Dean of Students Jenny Eustice was once a typical college student at the University of Minnesota with hopes to one day become a physical therapist. However, her plans drastically changed junior year after her high school AP Biology teacher mentioned needing help with large classes. Eustice took up the challenge and got her first taste of teaching after stepping in to volunteer after school a couple times a week.
“I think that my junior [year] in college was when I really realized I loved being in a high school setting,” Eustice said. “I loved interacting with students who had an idea of what they wanted to do with their lives but maybe are still in their formative years.”

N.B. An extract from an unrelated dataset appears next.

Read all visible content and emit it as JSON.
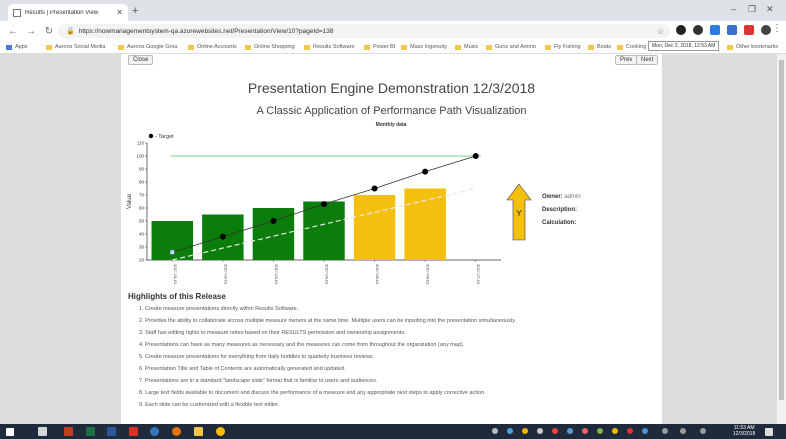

She received her teaching license and master’s of education and soon found herself back at her high school alma mater in Minneapolis to work as a teacher. There, she met her soon-to-be husband, who was the director of operations of wrestling at the University of Iowa. After their engagement, Eustice moved to Iowa City and applied for jobs in the area. She was hired at West High in 2009 and taught various science classes. However, when she was working at her first teaching job, Eustice made a promise to her mentor, the assistant principal of the school, to explore leadership and administration positions. In 2013, Eustice took that to heart and completed a program at the University of Northern Iowa to receive her administrator’s license.
It wasn’t until 2020, when she got a phone call from Principal Gregg Shoultz, that her license would be put to use. As the dean of students, Eustice ensures that students and families have their needs met.

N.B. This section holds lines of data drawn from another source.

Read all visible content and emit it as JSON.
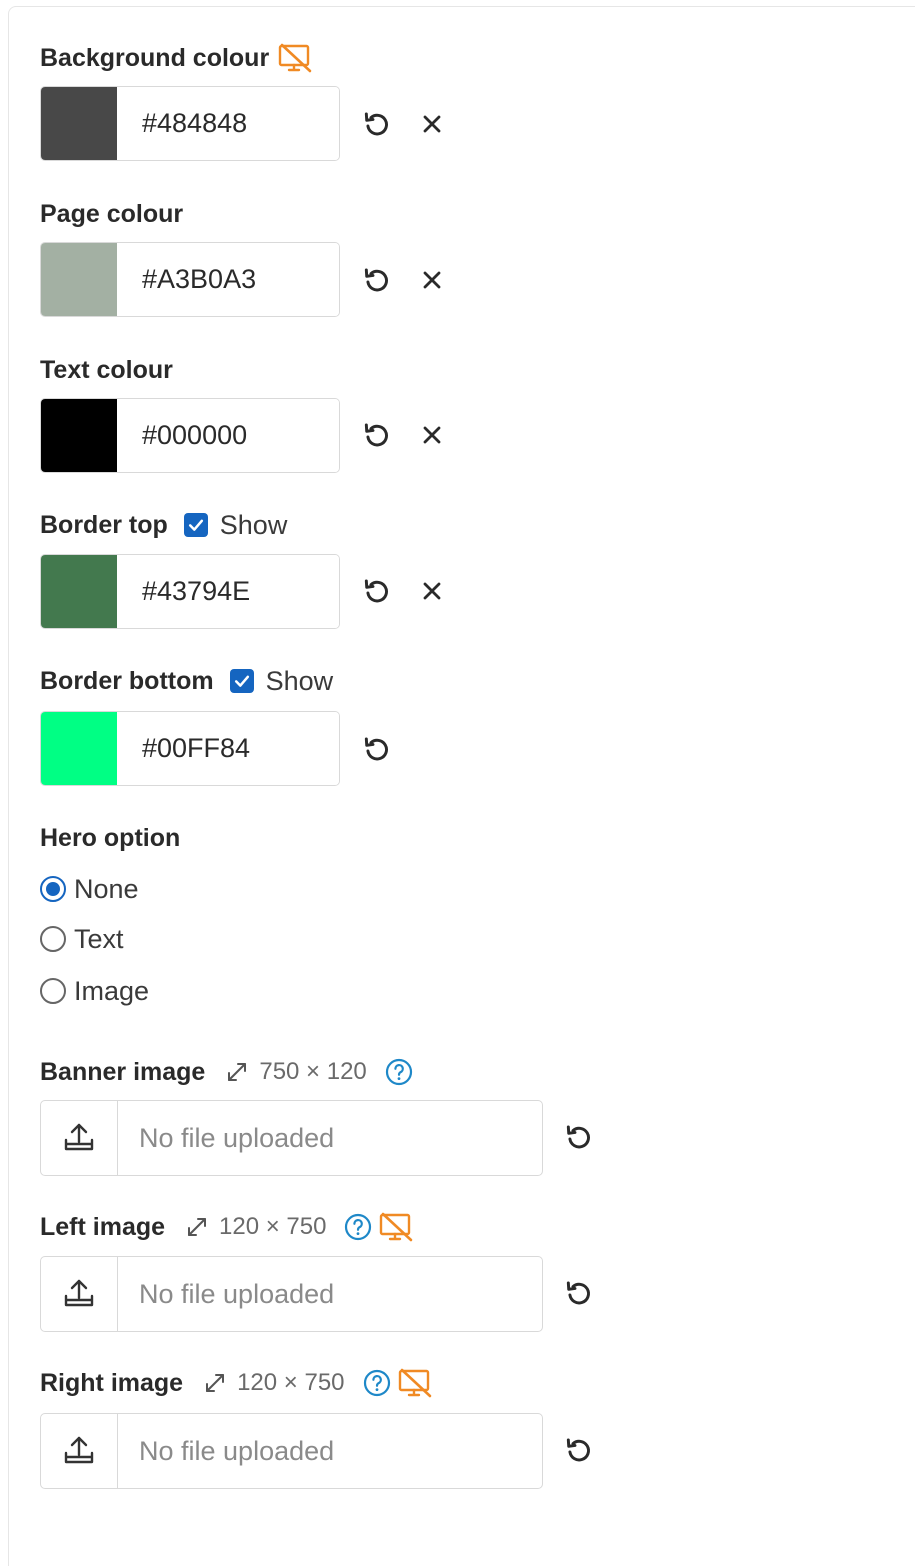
{
  "colors": {
    "background": {
      "label": "Background colour",
      "value": "#484848",
      "swatch": "#484848"
    },
    "page": {
      "label": "Page colour",
      "value": "#A3B0A3",
      "swatch": "#A3B0A3"
    },
    "text": {
      "label": "Text colour",
      "value": "#000000",
      "swatch": "#000000"
    },
    "border_top": {
      "label": "Border top",
      "show_label": "Show",
      "show_checked": true,
      "value": "#43794E",
      "swatch": "#43794E"
    },
    "border_bottom": {
      "label": "Border bottom",
      "show_label": "Show",
      "show_checked": true,
      "value": "#00FF84",
      "swatch": "#00FF84"
    }
  },
  "hero": {
    "label": "Hero option",
    "options": [
      "None",
      "Text",
      "Image"
    ],
    "selected": "None"
  },
  "images": {
    "banner": {
      "label": "Banner image",
      "dims": "750 × 120",
      "status": "No file uploaded"
    },
    "left": {
      "label": "Left image",
      "dims": "120 × 750",
      "status": "No file uploaded"
    },
    "right": {
      "label": "Right image",
      "dims": "120 × 750",
      "status": "No file uploaded"
    }
  },
  "theme": {
    "accent": "#1565c0",
    "warning": "#f08a24",
    "help": "#1e88c8"
  }
}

“Right now, we’re just trying to make sure that students have access and availability to school, which is the extra challenge of everything starting online,” Eustice said. “If students haven’t been attending, I’ve been working with the counselors and our student family advocates and other administrators in the building to get in touch with families just to see what they need.”

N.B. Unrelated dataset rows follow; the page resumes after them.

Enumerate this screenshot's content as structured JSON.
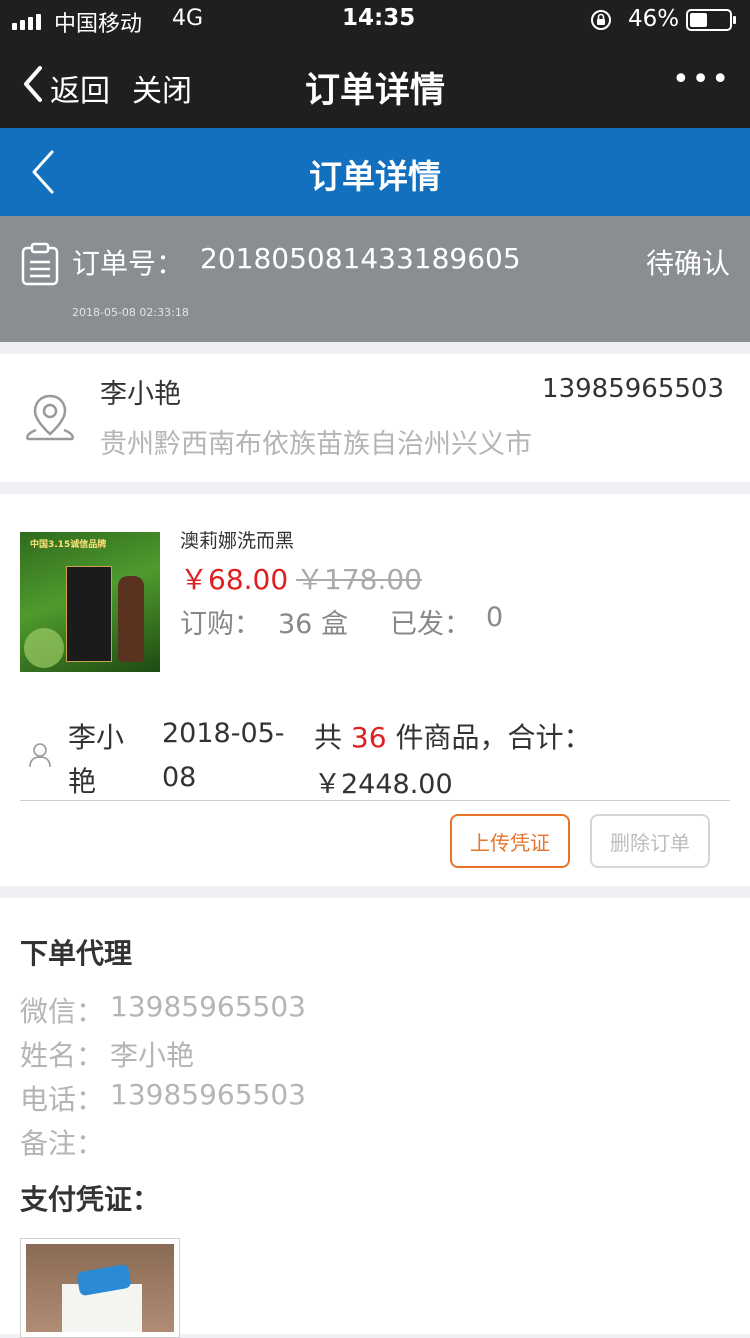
{
  "status": {
    "carrier": "中国移动",
    "network": "4G",
    "time": "14:35",
    "battery": "46%",
    "battery_level": 0.46
  },
  "wechat_bar": {
    "back_label": "返回",
    "close_label": "关闭",
    "title": "订单详情",
    "more_label": "•••"
  },
  "app_bar": {
    "title": "订单详情"
  },
  "order": {
    "no_label": "订单号：",
    "no_value": "201805081433189605",
    "status": "待确认",
    "datetime": "2018-05-08 02:33:18"
  },
  "address": {
    "name": "李小艳",
    "phone": "13985965503",
    "region": "贵州黔西南布依族苗族自治州兴义市"
  },
  "product": {
    "image_banner": "中国3.15诚信品牌",
    "name": "澳莉娜洗而黑",
    "price": "￥68.00",
    "original_price": "￥178.00",
    "qty_label": "订购：",
    "qty_value": "36 盒",
    "shipped_label": "已发：",
    "shipped_value": "0"
  },
  "summary": {
    "buyer_line1": "李小",
    "buyer_line2": "艳",
    "date_line1": "2018-05-",
    "date_line2": "08",
    "count_prefix": "共",
    "count": "36",
    "count_suffix": "件商品，合计：",
    "total": "￥2448.00"
  },
  "actions": {
    "upload_label": "上传凭证",
    "delete_label": "删除订单",
    "accent": "#e8742a"
  },
  "agent": {
    "title": "下单代理",
    "wechat_label": "微信：",
    "wechat_value": "13985965503",
    "name_label": "姓名：",
    "name_value": "李小艳",
    "phone_label": "电话：",
    "phone_value": "13985965503",
    "remark_label": "备注：",
    "remark_value": "",
    "voucher_title": "支付凭证："
  },
  "colors": {
    "app_blue": "#1270bf",
    "price_red": "#e02020"
  }
}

She has found unique requirements and differences between her current administration job and previous teaching roles. Now, Eustice has the opportunity to work with all West students instead of only the ones that were in her classes. Additionally, she has been able to encourage teamwork within diverse groups.
“I’m very much a systems thinker, so I like to think big picture. I like to build teams, so [I] get a bunch of people who maybe don’t even know each other or are not on the same page and get them to believe in the same mission and work towards it,” Eustice said. “I’m just really excited to be a part of the team that we have here at West High and continue to make West an even better place for all students.”
Online learning has provided Eustice with an opportunity to continue to learn and try new things. She hopes that instead of using disruptions this year as an excuse, she will use them as an advantage to continue to improve students’ school experiences.
“I’m such a people person, and I’ve definitely struggled in the last six months, personally just with feeling like things were taken away or feeling disconnected to my friends and family,” Eustice said. “I think building those relationships with students, I’m empathizing with students because [I] understand that we’ve all been through some pretty significant trials and tribulations.”
Though Eustice is not currently able to see all students in person, she finds her job rewarding and is looking forward to connecting with more students in the future, whether online or face-to-face. She believes administrators at West are constantly working to better student life for every individual, and she aspires to continue that tradition.
“I want to be able to be an advocate and a support person for every student in this building, whether they are a struggling student who doesn’t want to go to class or they’re a National Merit Semifinalist, I’m here for everyone,” Eustice said. “I thrive on being the positive force in people’s lives, and so if a kid just needs a pep talk for the day, I’m here for it. I want students to know that the door is open, and I’m happy and willing to be their support person.”